This uniqueness of this book — oriented far from the lived ancient religion paradigm and focusing almost exclusively on the local — makes it unusual and provocative in the recent ‘market’ of religious studies. Moser’s examples and case studies are presented in a well-balanced style, combining the archaeological material and results of excavations with several theoretical approaches. Her examples from the Republican period, however, cannot offer the same range of examples and facets of Roman religious communication as provided by some well documented examples from the Imperial era. Although she chose to focus on the interdisciplinary analysis of the sacrifice, it would have been good if she had also been able to address several questions raised by the recent works on Roman religion (e.g. Rüpke and Woolf 2021). She is aware of this, presenting ‘wish lists’ asking what we can learn from the limitations of the evidence. In many of her cases, the examples focus exclusively on the material aspect of sacrifice, however, one needs to ask the question: where is the human and divine agency in this ‘markedly site-specific timelessness’ of the Roman sacrifice and religious experience (p. 149)?

This will be answered perhaps, in the future. Moser’s book ends with a rich collection of endnotes, which add valuable information to each chapter. The book also has a rich bibliography and a general index. The 47 black and white illustrations (photos, plans of sanctuaries and maps) are often very small or too dark to see the details, however, this is certainly not the fault of the author, who personally visited all the case studies presented in her book.

Moser’s book aims to be a methodological experiment to understand the locality of Roman sacrifice and the agency role of altars and material religion. Her innovative ideas and the rich, theoretical approaches presented in the work fulfils this aim and can serve as an innovative map for further research in this field.

Csaba Szabó

Department of Religious Studies

University of Szeged


Begemann, Elisabeth et al. (eds). 2023. Magnification and Miniaturization in Religious Communications in Antiquity and Modernity: Materialities and Meanings. Brepols: Turnhout.

Hamilakis, Yannis. 2010. Re-Collecting the Fragments: Archaeology as Mnemonic Practice. In Katina T. Lillos and Vasileios Tsamis (eds.), Material Mnemonics: Everyday Memory in Prehistoric Europe: 188–199. Oxford: Oxbow Books.

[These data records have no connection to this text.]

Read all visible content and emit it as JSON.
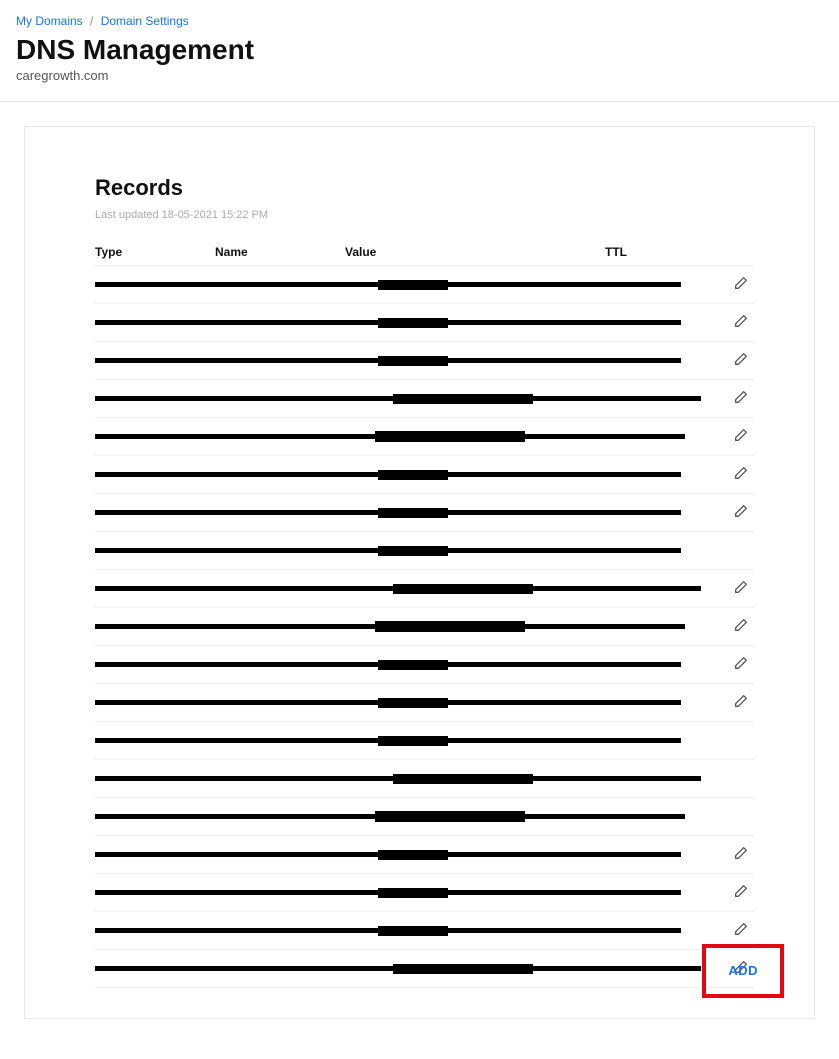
{
  "breadcrumb": {
    "item1": "My Domains",
    "item2": "Domain Settings"
  },
  "header": {
    "title": "DNS Management",
    "domain": "caregrowth.com"
  },
  "records": {
    "section_title": "Records",
    "last_updated": "Last updated 18-05-2021 15:22 PM",
    "columns": {
      "type": "Type",
      "name": "Name",
      "value": "Value",
      "ttl": "TTL"
    },
    "rows": [
      {
        "editable": true
      },
      {
        "editable": true
      },
      {
        "editable": true
      },
      {
        "editable": true
      },
      {
        "editable": true
      },
      {
        "editable": true
      },
      {
        "editable": true
      },
      {
        "editable": false
      },
      {
        "editable": true
      },
      {
        "editable": true
      },
      {
        "editable": true
      },
      {
        "editable": true
      },
      {
        "editable": false
      },
      {
        "editable": false
      },
      {
        "editable": false
      },
      {
        "editable": true
      },
      {
        "editable": true
      },
      {
        "editable": true
      },
      {
        "editable": true
      }
    ],
    "add_label": "ADD"
  }
}
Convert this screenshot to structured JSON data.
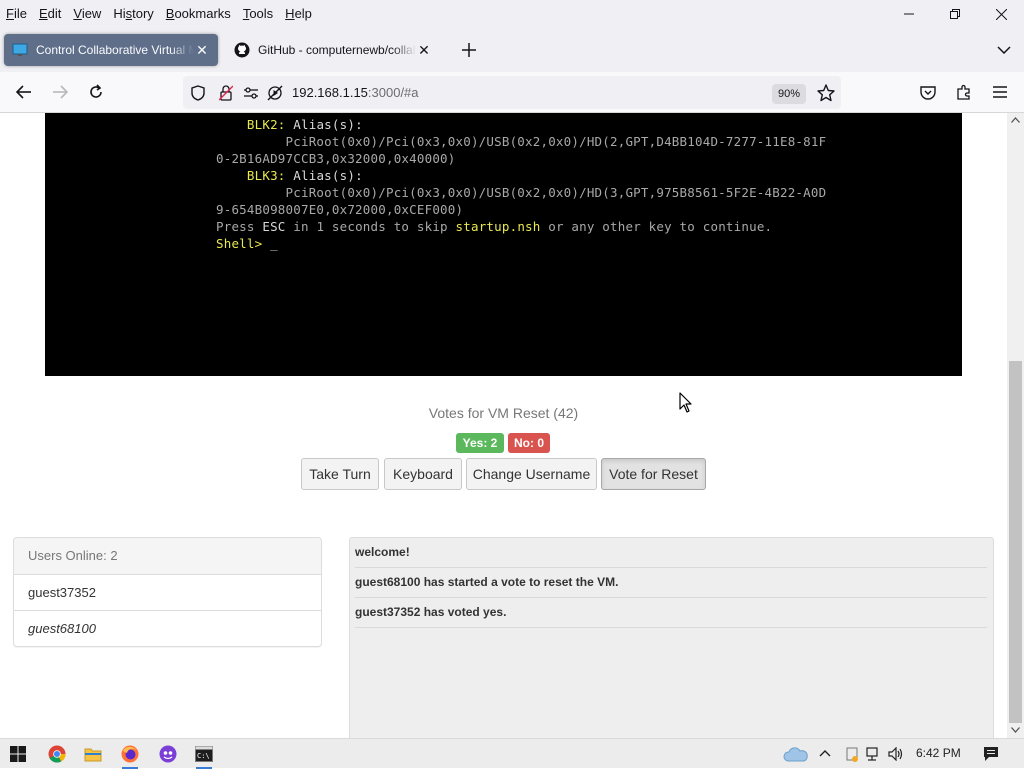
{
  "menubar": {
    "items": [
      {
        "label": "File",
        "key": "F"
      },
      {
        "label": "Edit",
        "key": "E"
      },
      {
        "label": "View",
        "key": "V"
      },
      {
        "label": "History",
        "key": "s"
      },
      {
        "label": "Bookmarks",
        "key": "B"
      },
      {
        "label": "Tools",
        "key": "T"
      },
      {
        "label": "Help",
        "key": "H"
      }
    ]
  },
  "tabs": [
    {
      "title": "Control Collaborative Virtual Machine",
      "active": true,
      "icon": "monitor-icon"
    },
    {
      "title": "GitHub - computernewb/collab-vm",
      "active": false,
      "icon": "github-icon"
    }
  ],
  "navbar": {
    "url_host": "192.168.1.15",
    "url_rest": ":3000/#a",
    "zoom": "90%"
  },
  "terminal": {
    "lines": [
      [
        {
          "t": "    BLK2: ",
          "c": "y"
        },
        {
          "t": "Alias(s):",
          "c": "w"
        }
      ],
      [
        {
          "t": "         PciRoot(0x0)/Pci(0x3,0x0)/USB(0x2,0x0)/HD(2,GPT,D4BB104D-7277-11E8-81F",
          "c": ""
        }
      ],
      [
        {
          "t": "0-2B16AD97CCB3,0x32000,0x40000)",
          "c": ""
        }
      ],
      [
        {
          "t": "    BLK3: ",
          "c": "y"
        },
        {
          "t": "Alias(s):",
          "c": "w"
        }
      ],
      [
        {
          "t": "         PciRoot(0x0)/Pci(0x3,0x0)/USB(0x2,0x0)/HD(3,GPT,975B8561-5F2E-4B22-A0D",
          "c": ""
        }
      ],
      [
        {
          "t": "9-654B098007E0,0x72000,0xCEF000)",
          "c": ""
        }
      ],
      [
        {
          "t": "Press ",
          "c": ""
        },
        {
          "t": "ESC",
          "c": "w"
        },
        {
          "t": " in 1 seconds to skip ",
          "c": ""
        },
        {
          "t": "startup.nsh",
          "c": "y"
        },
        {
          "t": " or any other key to continue.",
          "c": ""
        }
      ],
      [
        {
          "t": "Shell> ",
          "c": "y"
        },
        {
          "t": "_",
          "c": "w"
        }
      ]
    ]
  },
  "vote": {
    "title": "Votes for VM Reset (42)",
    "yes": "Yes: 2",
    "no": "No: 0"
  },
  "buttons": {
    "take_turn": "Take Turn",
    "keyboard": "Keyboard",
    "change_username": "Change Username",
    "vote_reset": "Vote for Reset"
  },
  "users": {
    "header": "Users Online: 2",
    "list": [
      "guest37352",
      "guest68100"
    ]
  },
  "chat": {
    "messages": [
      "welcome!",
      "guest68100 has started a vote to reset the VM.",
      "guest37352 has voted yes."
    ]
  },
  "taskbar": {
    "time": "6:42 PM"
  },
  "colors": {
    "yes_badge": "#5cb85c",
    "no_badge": "#d9534f",
    "active_tab": "#5f6f8a",
    "terminal_bg": "#000000",
    "terminal_highlight": "#e8e850"
  }
}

McCauley, Robert. 2014. Putting Religious Ritual in its Place: On Some Ways Humans’ Cognitive Predilections Influence the Locations and Shapes of Religious Ritual. In Claudia Moser and Cecelia Feldman (eds.), Locating the Sacred: Theoretical Approaches to the Emplacement of Religion: 144–164. Joukowsky Institute Publications 3. Oxford: Oxbow Books.

Morgan, David. 2016. Materiality. In: Michael Stausberg and Steven Engler (eds). The Oxford Handbook of the Study of Religion: 271–290. Oxford: Oxford University Press.

Moser, Claudia. 2020. Putting the sacred into space – CSABA SZABÓ, SANCTUARIES IN ROMAN DACIA: MATERIALITY AND RELIGIOUS EXPERIENCE (Archaeopress Roman Archaeology 49, 2018). Pp. vii + 241, figs. 78 including 54 in colour. ISBN 978-1-78969-081-1. £40. Journal of Roman Archaeology 33: 817–824. DOI:

Pitts, Martin and Miguel John Versluys. 2021. Objectscapes: a manifesto for investigating the impacts of object flows on past societies. Antiquity 95: 367–381. DOI:

Rüpke, Jörg. 2018. Pantheon: A new history of Roman religion. Princeton: Princeton University Press.

Rüpke, Jörg and Greg Woolf (eds). 2021. Religion in the Roman Empire. Stuttgart: Kohlhammer Verlag.

Smith, Jonathan Z. 2004. Relating Religion: Essays in the Study of Religion. Chicago: University of Chicago Press.

Szabó, Csaba. 2018. Sanctuaries in Roman Dacia: Materiality and Religious Experience. Oxford: Archaeopress.

Szabó, Csaba. In press. Rewriting Roman Religion: Historiography of a decade (2013–2023). Memoria Antiquitatis. Acta Musei Petrodavensis 39.